## Exercise directions
Using the data below, gather each line that includes the word "icon".

## Input for this task
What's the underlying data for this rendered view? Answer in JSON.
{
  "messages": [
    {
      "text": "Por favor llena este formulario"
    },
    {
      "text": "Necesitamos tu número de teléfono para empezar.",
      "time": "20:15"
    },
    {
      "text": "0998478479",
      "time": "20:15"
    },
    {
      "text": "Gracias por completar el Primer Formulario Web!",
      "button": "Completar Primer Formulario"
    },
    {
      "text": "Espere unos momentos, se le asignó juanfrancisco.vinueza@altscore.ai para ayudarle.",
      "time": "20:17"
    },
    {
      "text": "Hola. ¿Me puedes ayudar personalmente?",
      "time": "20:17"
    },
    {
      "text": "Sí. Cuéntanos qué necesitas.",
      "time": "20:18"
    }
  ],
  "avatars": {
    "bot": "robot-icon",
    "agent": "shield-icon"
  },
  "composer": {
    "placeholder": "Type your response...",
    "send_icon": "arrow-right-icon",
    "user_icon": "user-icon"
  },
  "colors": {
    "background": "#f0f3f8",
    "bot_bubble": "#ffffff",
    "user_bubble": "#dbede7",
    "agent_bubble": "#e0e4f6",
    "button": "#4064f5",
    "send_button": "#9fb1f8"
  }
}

## Result
    "bot": "robot-icon",
    "agent": "shield-icon"
    "send_icon": "arrow-right-icon",
    "user_icon": "user-icon"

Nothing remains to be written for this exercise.